START The data

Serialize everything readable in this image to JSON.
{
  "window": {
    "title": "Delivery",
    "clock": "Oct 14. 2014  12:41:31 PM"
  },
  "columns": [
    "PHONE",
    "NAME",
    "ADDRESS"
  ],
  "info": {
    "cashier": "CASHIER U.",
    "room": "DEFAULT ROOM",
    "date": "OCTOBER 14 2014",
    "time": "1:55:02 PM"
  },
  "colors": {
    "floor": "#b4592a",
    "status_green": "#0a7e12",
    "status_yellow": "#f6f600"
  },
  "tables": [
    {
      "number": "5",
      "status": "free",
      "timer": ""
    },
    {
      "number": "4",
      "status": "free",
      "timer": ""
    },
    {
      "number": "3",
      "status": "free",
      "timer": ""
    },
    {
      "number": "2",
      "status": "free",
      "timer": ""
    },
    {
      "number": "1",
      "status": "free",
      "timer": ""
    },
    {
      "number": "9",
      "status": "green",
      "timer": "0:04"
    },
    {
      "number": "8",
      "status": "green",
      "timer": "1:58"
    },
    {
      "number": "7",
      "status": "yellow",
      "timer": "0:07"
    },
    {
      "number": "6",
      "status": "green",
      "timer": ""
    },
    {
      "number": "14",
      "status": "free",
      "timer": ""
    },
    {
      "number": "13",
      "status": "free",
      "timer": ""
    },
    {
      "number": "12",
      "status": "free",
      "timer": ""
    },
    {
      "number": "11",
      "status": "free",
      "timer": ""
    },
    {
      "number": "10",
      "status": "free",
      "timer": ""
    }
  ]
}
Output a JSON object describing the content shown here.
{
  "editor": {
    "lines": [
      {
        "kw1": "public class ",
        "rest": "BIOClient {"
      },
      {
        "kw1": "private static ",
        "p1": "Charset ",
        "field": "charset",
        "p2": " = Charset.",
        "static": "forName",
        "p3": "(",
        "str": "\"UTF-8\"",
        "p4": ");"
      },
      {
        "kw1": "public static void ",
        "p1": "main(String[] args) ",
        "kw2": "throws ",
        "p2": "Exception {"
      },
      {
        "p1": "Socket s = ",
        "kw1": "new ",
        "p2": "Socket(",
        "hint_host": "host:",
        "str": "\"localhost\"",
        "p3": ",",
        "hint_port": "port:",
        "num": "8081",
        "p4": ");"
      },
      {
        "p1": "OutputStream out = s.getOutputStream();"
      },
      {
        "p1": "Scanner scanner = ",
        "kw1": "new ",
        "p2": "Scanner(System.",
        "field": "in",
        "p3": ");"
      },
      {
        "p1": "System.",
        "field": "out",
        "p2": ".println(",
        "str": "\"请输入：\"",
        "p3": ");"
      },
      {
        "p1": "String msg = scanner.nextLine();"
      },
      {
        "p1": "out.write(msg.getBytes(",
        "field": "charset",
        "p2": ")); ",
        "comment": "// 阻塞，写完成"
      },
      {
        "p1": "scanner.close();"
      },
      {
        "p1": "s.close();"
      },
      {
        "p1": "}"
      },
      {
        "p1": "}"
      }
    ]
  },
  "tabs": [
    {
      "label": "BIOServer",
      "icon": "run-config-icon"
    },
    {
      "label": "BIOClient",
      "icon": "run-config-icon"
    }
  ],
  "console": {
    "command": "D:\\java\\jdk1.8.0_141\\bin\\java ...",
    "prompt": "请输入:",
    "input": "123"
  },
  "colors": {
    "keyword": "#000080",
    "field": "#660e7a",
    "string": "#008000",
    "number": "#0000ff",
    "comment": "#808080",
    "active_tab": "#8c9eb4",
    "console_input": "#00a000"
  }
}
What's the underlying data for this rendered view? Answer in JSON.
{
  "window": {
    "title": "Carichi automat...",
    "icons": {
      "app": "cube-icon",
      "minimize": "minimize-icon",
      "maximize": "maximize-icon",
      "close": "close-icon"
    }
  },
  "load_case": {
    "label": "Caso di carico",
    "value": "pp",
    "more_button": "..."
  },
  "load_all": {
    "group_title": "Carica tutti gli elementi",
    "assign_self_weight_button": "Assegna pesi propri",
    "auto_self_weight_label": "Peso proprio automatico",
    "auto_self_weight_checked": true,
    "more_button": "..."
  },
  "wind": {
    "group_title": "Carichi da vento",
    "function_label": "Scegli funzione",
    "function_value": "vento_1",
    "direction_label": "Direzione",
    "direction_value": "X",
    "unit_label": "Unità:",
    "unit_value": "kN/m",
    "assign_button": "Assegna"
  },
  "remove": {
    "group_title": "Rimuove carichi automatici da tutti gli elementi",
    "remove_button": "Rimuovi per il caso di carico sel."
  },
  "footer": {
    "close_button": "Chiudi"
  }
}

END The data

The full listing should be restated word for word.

Serialize everything readable in this image to JSON.
{
  "window": {
    "title": "Delivery",
    "clock": "Oct 14. 2014  12:41:31 PM"
  },
  "columns": [
    "PHONE",
    "NAME",
    "ADDRESS"
  ],
  "info": {
    "cashier": "CASHIER U.",
    "room": "DEFAULT ROOM",
    "date": "OCTOBER 14 2014",
    "time": "1:55:02 PM"
  },
  "colors": {
    "floor": "#b4592a",
    "status_green": "#0a7e12",
    "status_yellow": "#f6f600"
  },
  "tables": [
    {
      "number": "5",
      "status": "free",
      "timer": ""
    },
    {
      "number": "4",
      "status": "free",
      "timer": ""
    },
    {
      "number": "3",
      "status": "free",
      "timer": ""
    },
    {
      "number": "2",
      "status": "free",
      "timer": ""
    },
    {
      "number": "1",
      "status": "free",
      "timer": ""
    },
    {
      "number": "9",
      "status": "green",
      "timer": "0:04"
    },
    {
      "number": "8",
      "status": "green",
      "timer": "1:58"
    },
    {
      "number": "7",
      "status": "yellow",
      "timer": "0:07"
    },
    {
      "number": "6",
      "status": "green",
      "timer": ""
    },
    {
      "number": "14",
      "status": "free",
      "timer": ""
    },
    {
      "number": "13",
      "status": "free",
      "timer": ""
    },
    {
      "number": "12",
      "status": "free",
      "timer": ""
    },
    {
      "number": "11",
      "status": "free",
      "timer": ""
    },
    {
      "number": "10",
      "status": "free",
      "timer": ""
    }
  ]
}
Output a JSON object describing the content shown here.
{
  "editor": {
    "lines": [
      {
        "kw1": "public class ",
        "rest": "BIOClient {"
      },
      {
        "kw1": "private static ",
        "p1": "Charset ",
        "field": "charset",
        "p2": " = Charset.",
        "static": "forName",
        "p3": "(",
        "str": "\"UTF-8\"",
        "p4": ");"
      },
      {
        "kw1": "public static void ",
        "p1": "main(String[] args) ",
        "kw2": "throws ",
        "p2": "Exception {"
      },
      {
        "p1": "Socket s = ",
        "kw1": "new ",
        "p2": "Socket(",
        "hint_host": "host:",
        "str": "\"localhost\"",
        "p3": ",",
        "hint_port": "port:",
        "num": "8081",
        "p4": ");"
      },
      {
        "p1": "OutputStream out = s.getOutputStream();"
      },
      {
        "p1": "Scanner scanner = ",
        "kw1": "new ",
        "p2": "Scanner(System.",
        "field": "in",
        "p3": ");"
      },
      {
        "p1": "System.",
        "field": "out",
        "p2": ".println(",
        "str": "\"请输入：\"",
        "p3": ");"
      },
      {
        "p1": "String msg = scanner.nextLine();"
      },
      {
        "p1": "out.write(msg.getBytes(",
        "field": "charset",
        "p2": ")); ",
        "comment": "// 阻塞，写完成"
      },
      {
        "p1": "scanner.close();"
      },
      {
        "p1": "s.close();"
      },
      {
        "p1": "}"
      },
      {
        "p1": "}"
      }
    ]
  },
  "tabs": [
    {
      "label": "BIOServer",
      "icon": "run-config-icon"
    },
    {
      "label": "BIOClient",
      "icon": "run-config-icon"
    }
  ],
  "console": {
    "command": "D:\\java\\jdk1.8.0_141\\bin\\java ...",
    "prompt": "请输入:",
    "input": "123"
  },
  "colors": {
    "keyword": "#000080",
    "field": "#660e7a",
    "string": "#008000",
    "number": "#0000ff",
    "comment": "#808080",
    "active_tab": "#8c9eb4",
    "console_input": "#00a000"
  }
}
What's the underlying data for this rendered view? Answer in JSON.
{
  "window": {
    "title": "Carichi automat...",
    "icons": {
      "app": "cube-icon",
      "minimize": "minimize-icon",
      "maximize": "maximize-icon",
      "close": "close-icon"
    }
  },
  "load_case": {
    "label": "Caso di carico",
    "value": "pp",
    "more_button": "..."
  },
  "load_all": {
    "group_title": "Carica tutti gli elementi",
    "assign_self_weight_button": "Assegna pesi propri",
    "auto_self_weight_label": "Peso proprio automatico",
    "auto_self_weight_checked": true,
    "more_button": "..."
  },
  "wind": {
    "group_title": "Carichi da vento",
    "function_label": "Scegli funzione",
    "function_value": "vento_1",
    "direction_label": "Direzione",
    "direction_value": "X",
    "unit_label": "Unità:",
    "unit_value": "kN/m",
    "assign_button": "Assegna"
  },
  "remove": {
    "group_title": "Rimuove carichi automatici da tutti gli elementi",
    "remove_button": "Rimuovi per il caso di carico sel."
  },
  "footer": {
    "close_button": "Chiudi"
  }
}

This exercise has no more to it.